Rap Genius, the Brooklyn-based site that lets the hive mind take a stab at explaining hip hop lyrics, announced today that they have received $15 million in funding from Andreessen Horowitz. The powerful venture capital firm is run by Netscape founder Marc Andreessen and rap fanatic Ben Horowitz, notorious for starting his business-minded blog posts with a hip-hop epigraph.
Mr. Andreessen went as far as writing his funding announcement Rap Genius style–complete with line-by-line explanations!–to the tell the world why his firm invested in the Y Combinator whiz kids.
While rappers like Das Racist have described Rap Genius as “white devil sophistry,” turning up their nose at it entirely, many others, like Nas, RZA, and 2 Chainz, have set up verified accounts to interpret their own lyrics for their confused fans.
But considering the recent freakout that erupted when Nicki Minaj’s satirical lyrics were woefully mistaken for a Mitt Romney endorsement (no help from Rap Genius there!), we had to wonder if Mr. Andreessen’s politics would affect the site’s newly-established street cred?
After all, according to Open Secrets, Mr. Andreessen, one of the richest billionaires in tech, has contributed exclusively to Republican campaigns over the past two years. That includes donations to Mitt Romney, Tea Party favorite Paul Ryan, “race-baiting” Massachusetts senator Scott Brown, and Orrin Hatch. The dollar amount is a pittance of Mr. Andreessen’s personal fortune, but donations also include giving $100,000 to Romney’s main SuperPAC Restore Our Future, $30,800 to the National Republican Senatorial Committee, and $30,500 to the National Republican Congressional Committee.
Earlier this year, Mr. Andreessen told CNBC that he was once “a big Clinton Gore supporter,” before he decided to reverse his position for a “dyed in the wool” businessman like Romney.
One reason Rap Genius might not be sweating partisan backlash from rappers and hip hop fans? The founders, who all met at Yale University, have bigger goal in mind that just decoding rap lyrics. They want to annotate all the text.
That meshes with a vision Mr. Andreessen first had at the beginning of his career. The first version of Mosaic, the original browser, was supposed to include a feature that would let the entire internet comment on anything. As he explained in his Rap Genius post:
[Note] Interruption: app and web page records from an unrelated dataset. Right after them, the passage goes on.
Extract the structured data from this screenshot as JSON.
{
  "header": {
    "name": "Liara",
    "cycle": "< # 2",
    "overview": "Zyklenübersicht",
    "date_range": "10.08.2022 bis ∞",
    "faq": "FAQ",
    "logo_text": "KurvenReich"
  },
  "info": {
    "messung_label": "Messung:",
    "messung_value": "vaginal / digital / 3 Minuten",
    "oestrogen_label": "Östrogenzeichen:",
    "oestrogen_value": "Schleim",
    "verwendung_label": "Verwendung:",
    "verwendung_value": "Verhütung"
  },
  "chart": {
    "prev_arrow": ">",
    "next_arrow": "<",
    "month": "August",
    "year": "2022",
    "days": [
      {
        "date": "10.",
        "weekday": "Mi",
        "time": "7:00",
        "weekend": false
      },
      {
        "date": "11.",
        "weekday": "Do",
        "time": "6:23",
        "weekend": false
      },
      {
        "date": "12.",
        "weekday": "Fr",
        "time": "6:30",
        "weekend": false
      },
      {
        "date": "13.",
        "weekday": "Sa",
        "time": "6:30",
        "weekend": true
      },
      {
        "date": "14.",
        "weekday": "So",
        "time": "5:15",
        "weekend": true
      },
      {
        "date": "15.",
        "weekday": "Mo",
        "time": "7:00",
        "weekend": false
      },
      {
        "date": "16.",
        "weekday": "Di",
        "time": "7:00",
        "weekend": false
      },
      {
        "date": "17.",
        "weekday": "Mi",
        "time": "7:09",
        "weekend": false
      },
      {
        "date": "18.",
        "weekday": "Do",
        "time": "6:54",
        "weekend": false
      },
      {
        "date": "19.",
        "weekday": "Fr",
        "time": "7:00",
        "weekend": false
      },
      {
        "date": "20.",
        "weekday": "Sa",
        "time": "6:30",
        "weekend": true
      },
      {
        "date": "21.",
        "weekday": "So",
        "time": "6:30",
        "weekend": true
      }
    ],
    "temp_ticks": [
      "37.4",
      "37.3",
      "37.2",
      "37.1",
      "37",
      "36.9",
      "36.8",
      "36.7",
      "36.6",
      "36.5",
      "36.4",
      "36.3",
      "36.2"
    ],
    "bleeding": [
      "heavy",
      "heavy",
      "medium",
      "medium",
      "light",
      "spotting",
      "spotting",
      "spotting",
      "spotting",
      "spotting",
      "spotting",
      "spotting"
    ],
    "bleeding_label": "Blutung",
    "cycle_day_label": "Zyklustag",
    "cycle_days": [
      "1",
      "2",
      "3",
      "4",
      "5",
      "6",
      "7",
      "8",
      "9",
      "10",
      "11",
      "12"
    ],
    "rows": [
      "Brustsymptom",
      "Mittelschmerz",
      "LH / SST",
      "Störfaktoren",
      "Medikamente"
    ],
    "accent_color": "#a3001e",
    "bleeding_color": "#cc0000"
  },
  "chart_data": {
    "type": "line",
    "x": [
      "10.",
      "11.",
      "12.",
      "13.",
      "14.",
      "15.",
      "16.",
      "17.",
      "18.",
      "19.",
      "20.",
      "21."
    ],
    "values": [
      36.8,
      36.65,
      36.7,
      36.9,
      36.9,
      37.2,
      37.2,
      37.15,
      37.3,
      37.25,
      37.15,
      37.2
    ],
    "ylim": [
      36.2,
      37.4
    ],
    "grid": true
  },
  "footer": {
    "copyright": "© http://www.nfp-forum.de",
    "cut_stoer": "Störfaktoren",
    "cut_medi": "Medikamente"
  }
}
Back in 1993, when Eric Bina and I were first building Mosaic, it seemed obvious to us that users would want to annotate all text on the web – our idea was that each web page would be a launchpad for insight and debate about its own contents. So we built a feature called “group annotations” right into the browser – and it worked great – all users could comment on any page and discussions quickly ensued. Unfortunately, our implementation at that time required a server to host all the annotations, and we didn’t have the time to properly build that server, which would obviously have had to scale to enormous size. And so we dropped the entire feature.
So like all things today, perhaps his investment was inspired by a case of 90s nostalgia. Now that’s he’s got skin in the Rap Genius game, though, we’d love to hear his interpretation of one Kanye West lyric in particular.